"'Forrest Gump is simply brilliant . . . a magnificent new film. Director Robert Zemeckis is both a superb, commercially successful entertainer and an artist with a distinctive world view . . . a great film maker, he keeps getting better." Gary Sinise and Tom Hanks "Forrest Gump" was acclaimed Best Movie of the Year, Tom Hanks was hailed as Best Actor, and Robert Zemeckis won as Best Director in the Academy Awards voting, and now this instant classic -- eagerly embraced by audiences who made it one of the top-grossing movies of all time -- has its network television premiere as "The ABC Sunday Night Movie," MAY 4 (8:00-11:00 p.m., ET), on the ABC Television Network. The phenomenally successful film, which earned three more Oscars and was nominated for a total of 13, also won Golden Globes for Best Film Drama, leading man (Tom Hanks), leading lady (Robin Wright), supporting actor (Gary Sinise), and director (Robert Zemeckis), and for its screenplay and music. Zemeckis was also honored by his peers with the Director's Guild Award. Sally Field and Mykelti Williamson also delivered memorable performances in the film. Tom Hanks Forty years of American triumphs and disasters, exaltations and exclamations, are recalled through a unique vision -- the vision of a tender, loving man-child named Forrest Gump (Hanks). His IQ is subnormal but his heart is superior; Forrest is an innocent in a corrupt world -- defying the odds by becoming a hero. In high school and college he is a football star; in Vietnam he is decorated for bravery; after the war he becomes an international celebrity as a masterful Ping-Pong player.
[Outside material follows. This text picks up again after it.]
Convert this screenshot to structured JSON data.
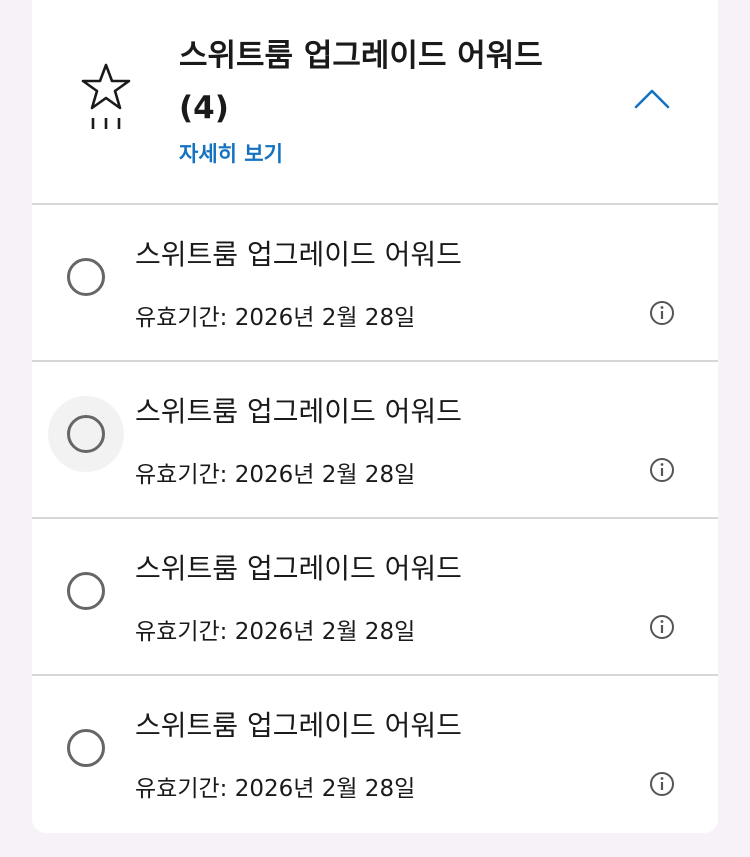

His successes are not without pain. His best friend in the Army, Bubba Blue (Mykelti Williamson), with whom he shares a dream, dies in his arms. Lieutenant Dan Taylor (Gary Sinise), who has led him in battle, loses both his legs. Forrest's mother (Sally Field), whose devotion has never flagged, dies, leaving him to face life alone. Nothing comes easy for Forrest Gump, but sometimes things can actually seem perfect, as when the girl he has loved since boyhood -- Jenny Curran (Robin Wright) -- becomes his wife. But even perfection is flawed for this simple man -- soon Jenny's tormented past makes it impossible for her to live within his love, and she disappears. Following the dream he shared with Bubba -- and with the help of Lt. Dan -- Forrest becomes rich. But, after Jenny leaves him, he is almost unbearably unhappy. So he runs. And runs and runs and runs, picking up a cult of followers who are sure there is cosmic wisdom in his run to no special place for no obvious reason. And then he just stops. His run has been completed. But Forrest Gump's journey is not over. There are still some nougats in the box of chocolates that is his life. The 1994 Paramount picture was directed by Robert Zemeckis and produced by Wendy Finerman, Steve Tisch, and Steve Starkey from the screenplay by Eric Roth, based on the novel by Winston Groom.